Stored items
________________________

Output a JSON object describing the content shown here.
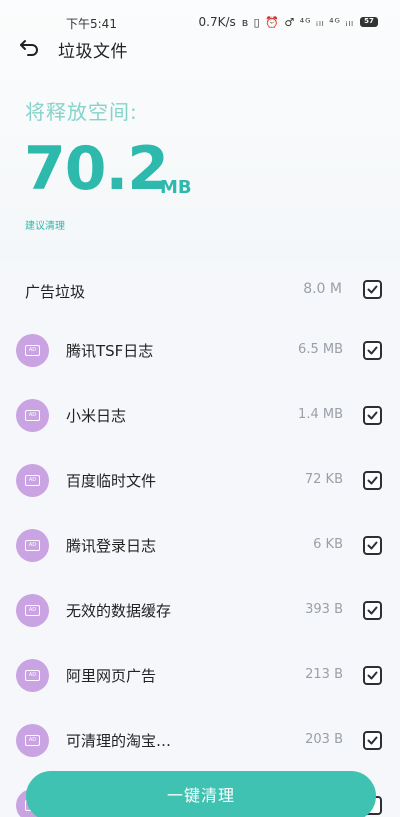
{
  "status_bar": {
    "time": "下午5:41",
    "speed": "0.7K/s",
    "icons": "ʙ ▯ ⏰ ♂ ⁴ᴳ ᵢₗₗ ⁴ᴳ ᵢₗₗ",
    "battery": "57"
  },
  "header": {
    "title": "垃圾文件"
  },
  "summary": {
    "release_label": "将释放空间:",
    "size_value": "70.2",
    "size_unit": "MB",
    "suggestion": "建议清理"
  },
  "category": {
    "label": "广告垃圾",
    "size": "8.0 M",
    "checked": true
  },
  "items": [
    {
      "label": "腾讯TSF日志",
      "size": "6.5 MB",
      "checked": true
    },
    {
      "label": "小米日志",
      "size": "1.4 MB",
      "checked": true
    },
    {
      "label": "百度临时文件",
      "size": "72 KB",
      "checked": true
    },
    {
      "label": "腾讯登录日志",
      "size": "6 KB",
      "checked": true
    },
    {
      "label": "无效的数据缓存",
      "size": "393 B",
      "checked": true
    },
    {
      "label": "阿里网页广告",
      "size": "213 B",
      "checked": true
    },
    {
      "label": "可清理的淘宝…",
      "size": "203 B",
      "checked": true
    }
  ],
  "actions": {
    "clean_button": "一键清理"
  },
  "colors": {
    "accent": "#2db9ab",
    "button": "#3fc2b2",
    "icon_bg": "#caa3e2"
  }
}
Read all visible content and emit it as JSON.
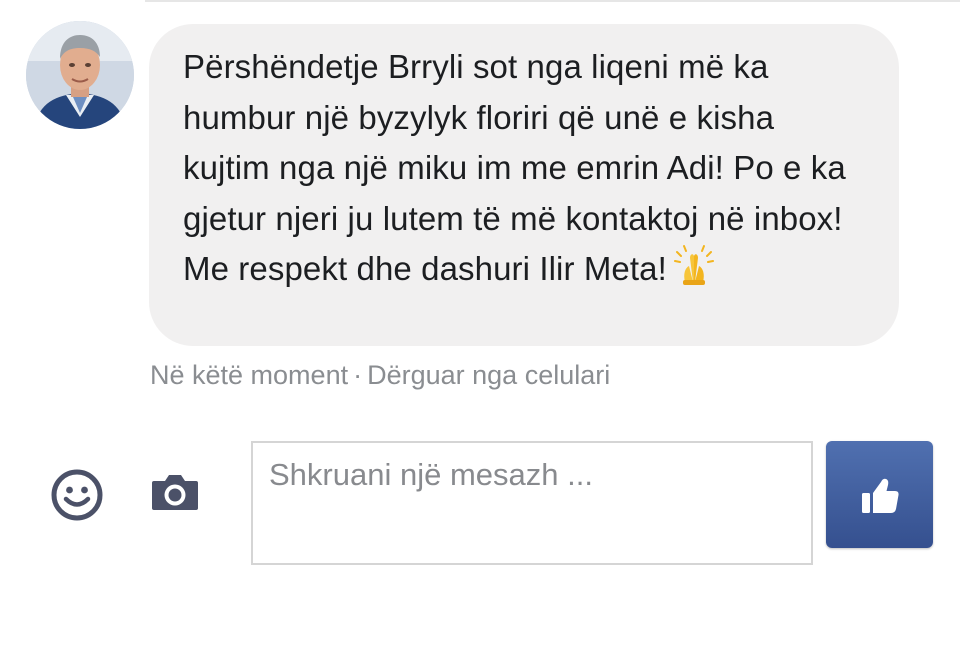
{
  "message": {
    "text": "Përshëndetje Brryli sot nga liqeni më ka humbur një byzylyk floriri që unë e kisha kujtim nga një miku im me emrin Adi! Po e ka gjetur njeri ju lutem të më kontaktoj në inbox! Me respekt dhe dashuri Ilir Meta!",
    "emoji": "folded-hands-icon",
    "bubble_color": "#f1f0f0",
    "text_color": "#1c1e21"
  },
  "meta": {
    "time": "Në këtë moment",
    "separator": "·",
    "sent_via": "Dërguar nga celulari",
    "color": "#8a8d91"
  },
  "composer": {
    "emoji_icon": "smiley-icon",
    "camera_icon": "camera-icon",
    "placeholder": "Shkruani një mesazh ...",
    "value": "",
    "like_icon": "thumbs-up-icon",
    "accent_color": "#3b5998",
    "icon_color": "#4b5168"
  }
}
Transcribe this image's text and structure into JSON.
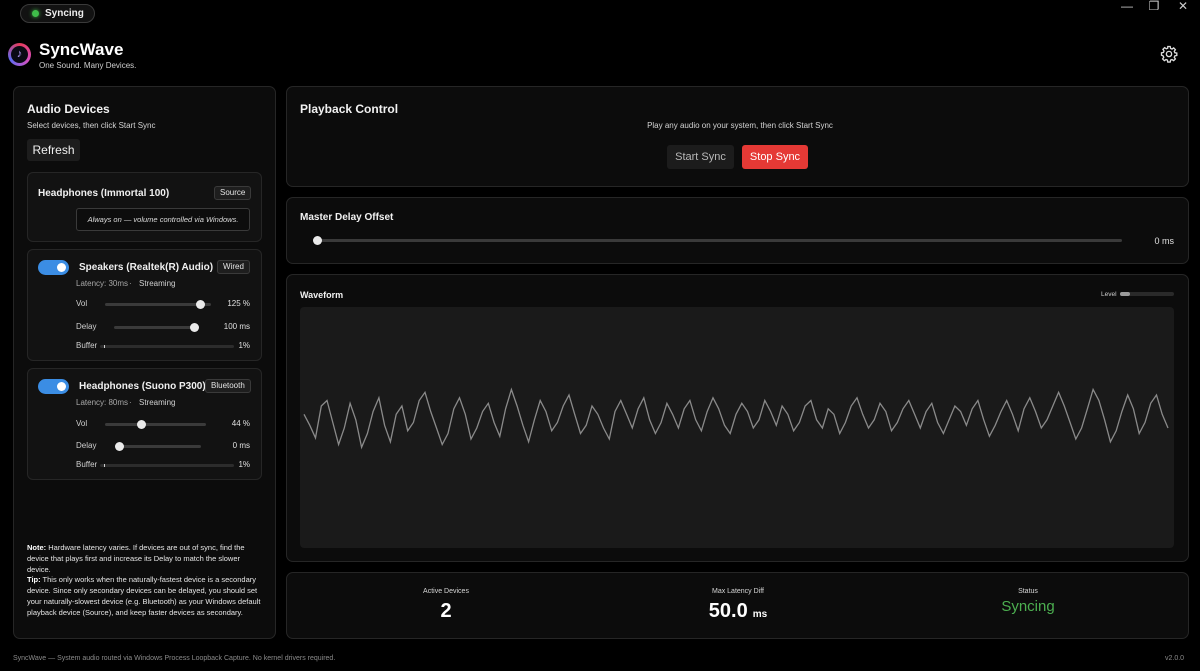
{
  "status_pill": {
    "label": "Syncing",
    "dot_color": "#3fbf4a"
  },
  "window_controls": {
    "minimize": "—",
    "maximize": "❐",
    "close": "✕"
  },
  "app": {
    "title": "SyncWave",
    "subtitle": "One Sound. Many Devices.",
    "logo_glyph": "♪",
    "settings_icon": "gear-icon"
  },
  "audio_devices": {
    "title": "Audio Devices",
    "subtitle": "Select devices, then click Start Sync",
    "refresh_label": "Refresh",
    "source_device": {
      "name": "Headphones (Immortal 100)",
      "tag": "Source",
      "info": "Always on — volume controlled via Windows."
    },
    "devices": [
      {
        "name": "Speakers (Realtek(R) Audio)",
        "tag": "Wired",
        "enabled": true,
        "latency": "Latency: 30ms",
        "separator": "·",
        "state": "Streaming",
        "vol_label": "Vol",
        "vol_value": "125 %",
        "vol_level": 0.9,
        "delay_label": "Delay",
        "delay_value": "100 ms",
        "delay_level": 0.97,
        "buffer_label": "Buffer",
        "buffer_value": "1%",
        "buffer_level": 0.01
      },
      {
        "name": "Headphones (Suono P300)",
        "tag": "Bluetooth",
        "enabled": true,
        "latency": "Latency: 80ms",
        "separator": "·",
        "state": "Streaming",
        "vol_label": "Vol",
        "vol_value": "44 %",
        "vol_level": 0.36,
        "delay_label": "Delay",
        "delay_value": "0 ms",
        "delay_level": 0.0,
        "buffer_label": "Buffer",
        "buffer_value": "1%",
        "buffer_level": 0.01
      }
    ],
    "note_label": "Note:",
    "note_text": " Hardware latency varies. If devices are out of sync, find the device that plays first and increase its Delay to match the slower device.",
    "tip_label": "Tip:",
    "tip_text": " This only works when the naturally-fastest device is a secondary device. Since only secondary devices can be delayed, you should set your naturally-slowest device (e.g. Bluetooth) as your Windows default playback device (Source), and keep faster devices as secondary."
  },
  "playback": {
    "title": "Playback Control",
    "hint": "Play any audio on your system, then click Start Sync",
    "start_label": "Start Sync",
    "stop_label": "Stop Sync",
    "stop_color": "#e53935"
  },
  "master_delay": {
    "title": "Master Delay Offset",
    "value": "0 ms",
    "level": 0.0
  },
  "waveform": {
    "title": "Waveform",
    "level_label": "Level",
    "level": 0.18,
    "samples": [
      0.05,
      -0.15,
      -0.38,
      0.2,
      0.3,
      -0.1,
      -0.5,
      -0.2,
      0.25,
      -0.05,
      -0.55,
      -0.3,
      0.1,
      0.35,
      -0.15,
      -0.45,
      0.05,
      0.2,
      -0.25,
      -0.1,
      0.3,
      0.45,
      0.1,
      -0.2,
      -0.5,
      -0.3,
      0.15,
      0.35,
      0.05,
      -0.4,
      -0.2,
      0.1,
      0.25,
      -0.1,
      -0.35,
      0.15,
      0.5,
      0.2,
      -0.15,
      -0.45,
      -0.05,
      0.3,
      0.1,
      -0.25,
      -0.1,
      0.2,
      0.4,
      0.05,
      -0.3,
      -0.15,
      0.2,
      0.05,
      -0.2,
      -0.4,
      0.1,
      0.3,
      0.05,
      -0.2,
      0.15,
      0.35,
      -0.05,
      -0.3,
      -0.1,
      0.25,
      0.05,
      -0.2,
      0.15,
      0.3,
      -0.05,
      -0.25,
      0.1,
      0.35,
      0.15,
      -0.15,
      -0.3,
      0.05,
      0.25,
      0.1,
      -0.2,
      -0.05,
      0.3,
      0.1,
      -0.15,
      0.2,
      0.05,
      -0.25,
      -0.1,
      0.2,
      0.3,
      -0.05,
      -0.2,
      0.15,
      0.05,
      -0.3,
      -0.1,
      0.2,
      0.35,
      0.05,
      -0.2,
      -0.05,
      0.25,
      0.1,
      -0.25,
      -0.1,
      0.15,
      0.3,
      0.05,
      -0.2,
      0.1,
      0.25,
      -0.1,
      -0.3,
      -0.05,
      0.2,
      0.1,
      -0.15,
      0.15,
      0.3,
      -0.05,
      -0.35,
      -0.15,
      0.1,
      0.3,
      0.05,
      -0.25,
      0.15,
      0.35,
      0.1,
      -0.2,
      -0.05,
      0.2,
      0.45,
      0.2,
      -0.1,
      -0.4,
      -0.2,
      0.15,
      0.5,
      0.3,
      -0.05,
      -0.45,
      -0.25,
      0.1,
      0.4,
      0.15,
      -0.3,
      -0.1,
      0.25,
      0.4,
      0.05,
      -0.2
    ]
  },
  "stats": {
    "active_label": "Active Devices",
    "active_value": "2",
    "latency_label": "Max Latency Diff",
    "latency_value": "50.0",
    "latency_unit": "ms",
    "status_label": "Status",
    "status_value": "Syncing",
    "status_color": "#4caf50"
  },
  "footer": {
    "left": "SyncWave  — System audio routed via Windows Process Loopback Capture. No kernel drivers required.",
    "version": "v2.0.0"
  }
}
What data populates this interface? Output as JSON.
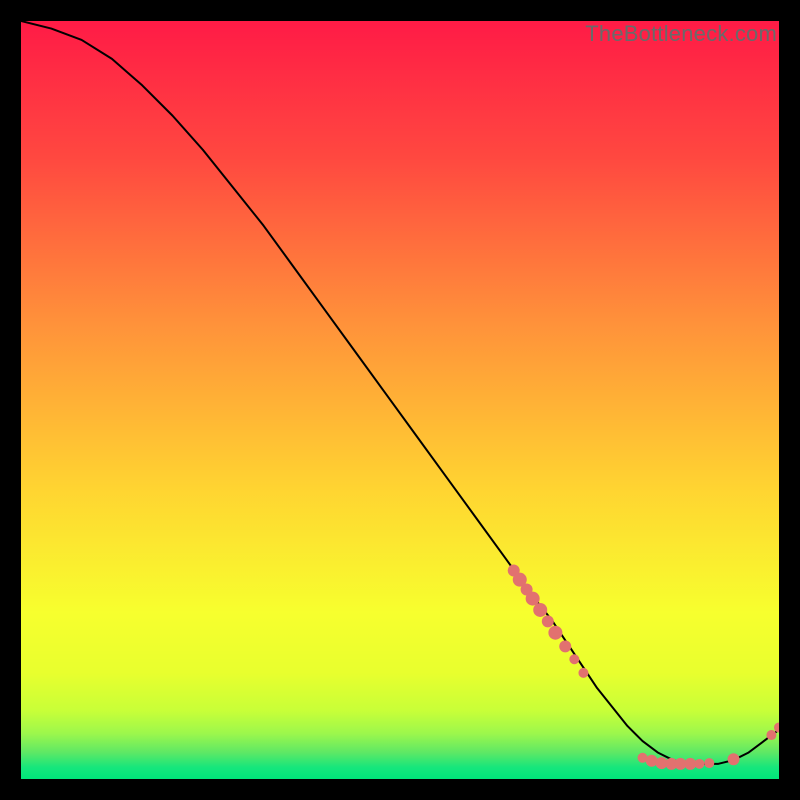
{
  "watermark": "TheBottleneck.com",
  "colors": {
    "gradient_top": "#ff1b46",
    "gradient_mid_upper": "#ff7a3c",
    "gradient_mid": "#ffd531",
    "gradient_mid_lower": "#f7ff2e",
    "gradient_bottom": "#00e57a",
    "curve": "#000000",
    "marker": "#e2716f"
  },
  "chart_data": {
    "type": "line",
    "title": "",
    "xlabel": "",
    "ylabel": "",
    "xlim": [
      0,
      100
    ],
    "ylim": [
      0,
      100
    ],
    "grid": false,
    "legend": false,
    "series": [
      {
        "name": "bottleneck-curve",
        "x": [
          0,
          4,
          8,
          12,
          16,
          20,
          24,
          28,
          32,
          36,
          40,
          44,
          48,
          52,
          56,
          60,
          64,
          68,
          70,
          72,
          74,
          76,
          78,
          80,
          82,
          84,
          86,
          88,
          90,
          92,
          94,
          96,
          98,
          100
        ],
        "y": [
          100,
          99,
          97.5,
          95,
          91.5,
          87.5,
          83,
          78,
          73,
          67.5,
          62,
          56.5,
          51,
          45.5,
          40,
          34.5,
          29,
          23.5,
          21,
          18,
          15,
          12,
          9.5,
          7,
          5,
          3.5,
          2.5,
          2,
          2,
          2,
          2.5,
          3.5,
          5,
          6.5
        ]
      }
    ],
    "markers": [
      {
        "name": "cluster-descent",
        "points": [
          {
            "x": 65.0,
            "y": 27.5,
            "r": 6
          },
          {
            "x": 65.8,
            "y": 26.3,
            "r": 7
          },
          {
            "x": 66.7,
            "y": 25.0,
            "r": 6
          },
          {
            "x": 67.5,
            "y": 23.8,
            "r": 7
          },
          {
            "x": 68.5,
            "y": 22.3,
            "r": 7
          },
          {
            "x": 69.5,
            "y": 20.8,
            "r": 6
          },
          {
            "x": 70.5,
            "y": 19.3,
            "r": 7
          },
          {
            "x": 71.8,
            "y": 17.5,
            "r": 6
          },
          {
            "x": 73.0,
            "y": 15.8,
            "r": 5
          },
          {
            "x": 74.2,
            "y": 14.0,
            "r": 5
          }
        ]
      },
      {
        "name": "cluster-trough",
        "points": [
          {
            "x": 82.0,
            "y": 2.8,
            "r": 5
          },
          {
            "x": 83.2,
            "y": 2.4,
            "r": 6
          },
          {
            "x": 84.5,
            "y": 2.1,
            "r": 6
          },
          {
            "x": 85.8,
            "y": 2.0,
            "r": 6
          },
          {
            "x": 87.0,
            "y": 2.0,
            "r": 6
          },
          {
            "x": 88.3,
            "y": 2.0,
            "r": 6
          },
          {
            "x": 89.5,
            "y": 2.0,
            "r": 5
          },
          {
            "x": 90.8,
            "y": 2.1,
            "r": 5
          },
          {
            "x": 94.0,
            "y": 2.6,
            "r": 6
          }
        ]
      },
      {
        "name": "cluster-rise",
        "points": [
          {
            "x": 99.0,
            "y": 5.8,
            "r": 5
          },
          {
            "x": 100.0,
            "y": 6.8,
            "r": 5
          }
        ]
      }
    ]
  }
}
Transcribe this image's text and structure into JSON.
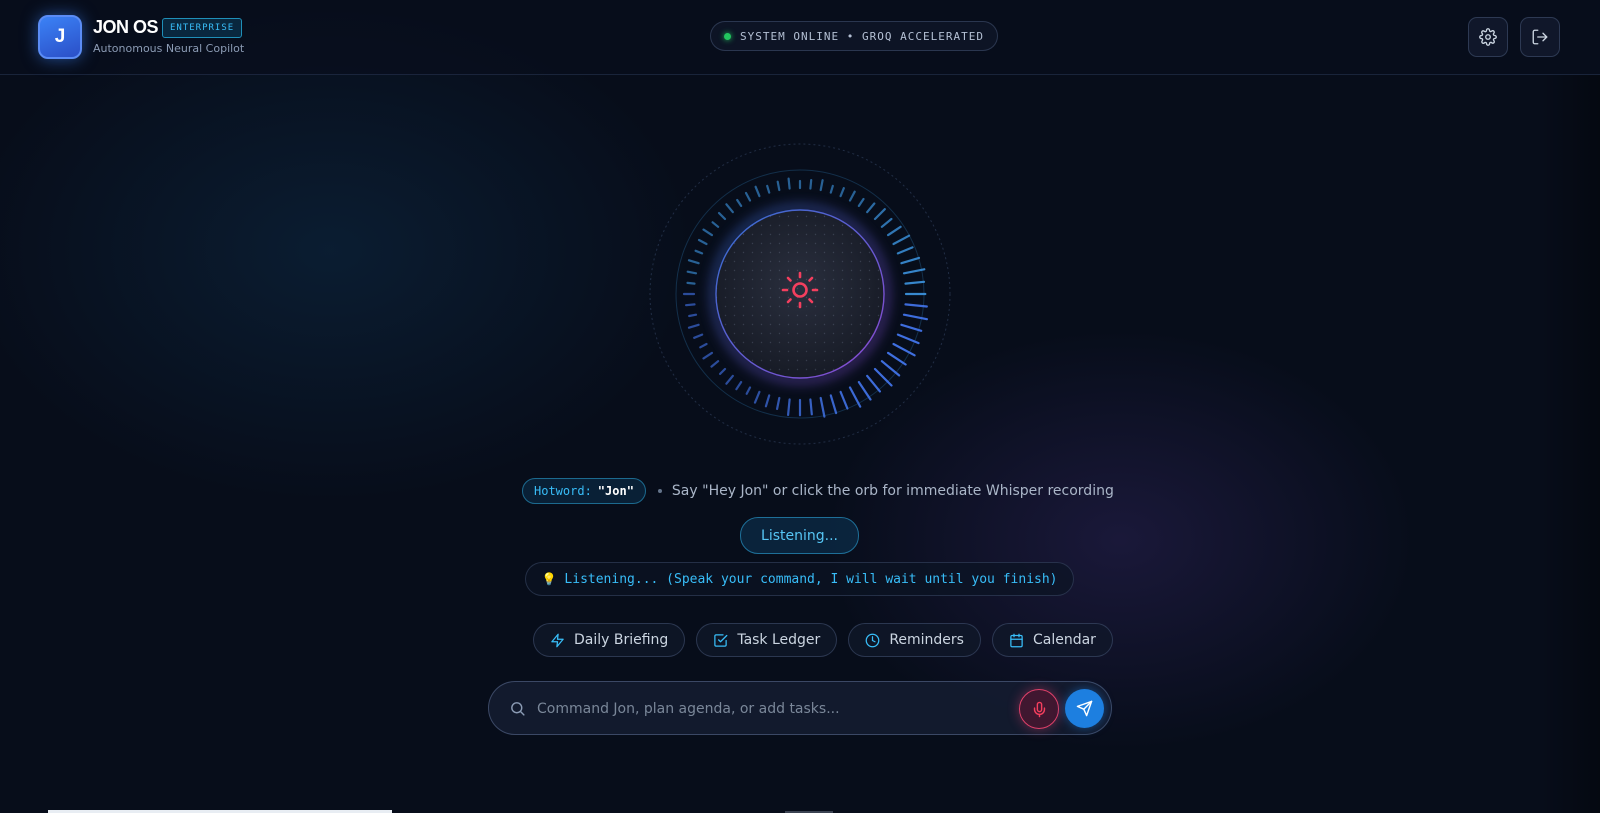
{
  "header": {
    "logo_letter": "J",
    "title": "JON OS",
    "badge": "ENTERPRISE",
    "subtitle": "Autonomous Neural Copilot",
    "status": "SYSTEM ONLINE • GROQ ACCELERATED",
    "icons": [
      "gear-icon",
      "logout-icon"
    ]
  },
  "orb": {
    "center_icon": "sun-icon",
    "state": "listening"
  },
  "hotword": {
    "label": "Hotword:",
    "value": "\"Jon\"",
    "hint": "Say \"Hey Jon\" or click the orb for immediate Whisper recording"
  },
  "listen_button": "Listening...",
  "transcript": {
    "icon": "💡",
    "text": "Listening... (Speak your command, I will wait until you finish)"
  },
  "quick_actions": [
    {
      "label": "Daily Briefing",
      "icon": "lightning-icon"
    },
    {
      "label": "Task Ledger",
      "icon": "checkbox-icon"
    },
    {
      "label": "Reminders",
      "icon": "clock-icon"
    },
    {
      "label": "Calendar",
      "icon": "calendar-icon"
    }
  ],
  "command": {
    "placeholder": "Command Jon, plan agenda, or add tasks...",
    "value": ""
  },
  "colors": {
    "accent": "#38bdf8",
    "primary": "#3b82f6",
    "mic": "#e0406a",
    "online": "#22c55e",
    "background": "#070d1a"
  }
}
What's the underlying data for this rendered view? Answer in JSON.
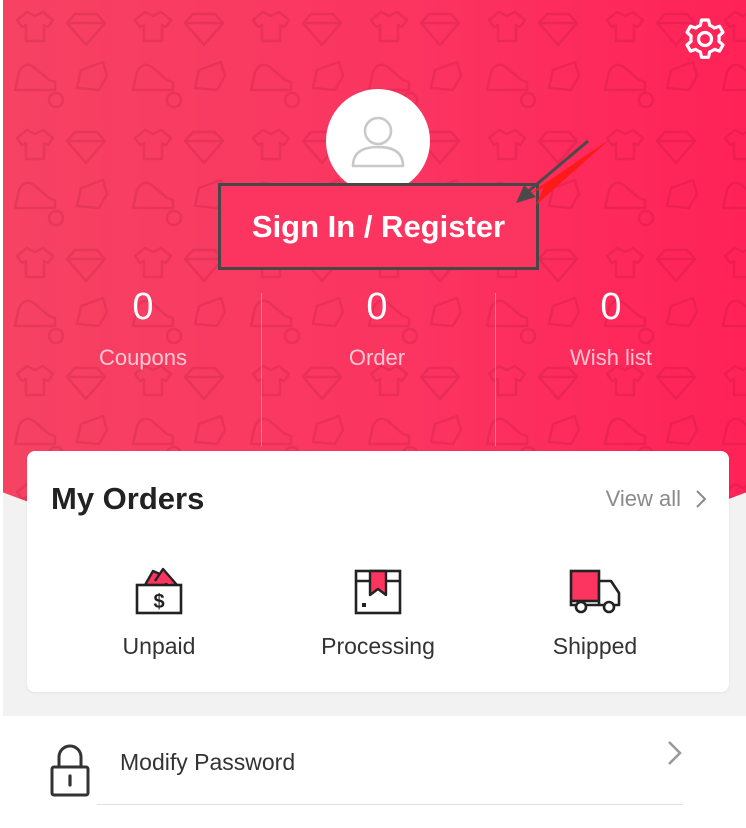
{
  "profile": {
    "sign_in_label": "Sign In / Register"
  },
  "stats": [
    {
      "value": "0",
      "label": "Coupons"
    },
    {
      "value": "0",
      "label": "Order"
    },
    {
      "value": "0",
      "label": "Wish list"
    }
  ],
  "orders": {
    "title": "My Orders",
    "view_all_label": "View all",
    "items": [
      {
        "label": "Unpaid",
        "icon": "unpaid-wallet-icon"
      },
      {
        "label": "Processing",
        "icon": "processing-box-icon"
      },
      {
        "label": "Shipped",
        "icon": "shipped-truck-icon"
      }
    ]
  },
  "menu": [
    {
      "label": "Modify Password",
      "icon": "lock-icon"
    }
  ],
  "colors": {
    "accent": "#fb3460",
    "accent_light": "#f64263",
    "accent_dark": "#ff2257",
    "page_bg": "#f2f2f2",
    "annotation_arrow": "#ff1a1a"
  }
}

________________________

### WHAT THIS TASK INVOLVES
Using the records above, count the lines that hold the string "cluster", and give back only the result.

### THE COMPLETED TASK
3